## YOUR OBJECTIVE
Look through the listing below for the string "score". Say how many lines hold it, and nothing else.

## DATASET RECORDS
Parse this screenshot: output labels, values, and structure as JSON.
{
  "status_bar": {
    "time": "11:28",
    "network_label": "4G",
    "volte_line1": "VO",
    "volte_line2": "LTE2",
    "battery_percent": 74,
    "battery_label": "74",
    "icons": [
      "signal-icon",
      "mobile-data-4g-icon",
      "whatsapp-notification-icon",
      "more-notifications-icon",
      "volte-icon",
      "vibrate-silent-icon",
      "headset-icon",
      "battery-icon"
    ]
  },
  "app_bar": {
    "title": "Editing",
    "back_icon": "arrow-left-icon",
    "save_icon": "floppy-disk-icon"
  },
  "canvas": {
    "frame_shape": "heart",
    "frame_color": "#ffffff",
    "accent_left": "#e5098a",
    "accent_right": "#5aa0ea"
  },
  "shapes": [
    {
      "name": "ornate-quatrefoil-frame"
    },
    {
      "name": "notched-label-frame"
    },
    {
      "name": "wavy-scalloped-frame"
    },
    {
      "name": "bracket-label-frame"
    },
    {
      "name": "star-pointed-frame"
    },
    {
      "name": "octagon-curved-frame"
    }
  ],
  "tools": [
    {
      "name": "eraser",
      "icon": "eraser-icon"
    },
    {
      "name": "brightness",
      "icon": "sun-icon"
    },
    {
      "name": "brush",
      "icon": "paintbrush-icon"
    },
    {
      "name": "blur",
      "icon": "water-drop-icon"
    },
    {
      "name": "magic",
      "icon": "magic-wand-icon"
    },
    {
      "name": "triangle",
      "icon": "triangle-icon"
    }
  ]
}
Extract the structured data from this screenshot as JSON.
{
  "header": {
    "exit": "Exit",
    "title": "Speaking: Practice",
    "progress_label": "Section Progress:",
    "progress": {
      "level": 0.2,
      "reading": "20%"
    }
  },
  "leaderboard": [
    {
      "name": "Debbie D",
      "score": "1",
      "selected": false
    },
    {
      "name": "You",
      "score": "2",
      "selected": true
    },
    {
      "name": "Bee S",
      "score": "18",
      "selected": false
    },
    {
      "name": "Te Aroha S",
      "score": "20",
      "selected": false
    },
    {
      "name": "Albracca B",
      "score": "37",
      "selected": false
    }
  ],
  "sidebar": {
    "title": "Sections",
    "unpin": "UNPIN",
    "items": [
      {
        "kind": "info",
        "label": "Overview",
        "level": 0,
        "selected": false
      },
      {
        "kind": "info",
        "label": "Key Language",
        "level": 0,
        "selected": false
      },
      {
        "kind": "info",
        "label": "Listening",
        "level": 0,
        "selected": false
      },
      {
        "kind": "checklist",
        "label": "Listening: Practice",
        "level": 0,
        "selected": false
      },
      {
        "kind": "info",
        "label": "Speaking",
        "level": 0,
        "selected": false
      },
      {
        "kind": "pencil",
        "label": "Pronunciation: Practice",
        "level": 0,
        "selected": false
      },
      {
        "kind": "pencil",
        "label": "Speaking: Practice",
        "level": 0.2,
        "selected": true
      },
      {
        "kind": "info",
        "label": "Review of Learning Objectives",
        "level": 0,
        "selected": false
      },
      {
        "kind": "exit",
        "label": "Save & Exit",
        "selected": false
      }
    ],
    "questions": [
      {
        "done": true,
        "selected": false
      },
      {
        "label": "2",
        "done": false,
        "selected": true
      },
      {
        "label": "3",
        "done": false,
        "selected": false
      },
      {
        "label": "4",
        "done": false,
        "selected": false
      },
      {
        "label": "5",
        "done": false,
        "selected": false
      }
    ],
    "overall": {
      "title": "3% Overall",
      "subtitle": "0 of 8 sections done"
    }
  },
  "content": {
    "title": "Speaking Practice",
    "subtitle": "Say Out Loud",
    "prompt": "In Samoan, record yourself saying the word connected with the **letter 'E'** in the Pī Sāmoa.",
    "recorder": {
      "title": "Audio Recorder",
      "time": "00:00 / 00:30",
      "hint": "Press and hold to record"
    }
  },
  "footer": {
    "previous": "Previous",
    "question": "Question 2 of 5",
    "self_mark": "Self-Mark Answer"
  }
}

## SOLUTION
5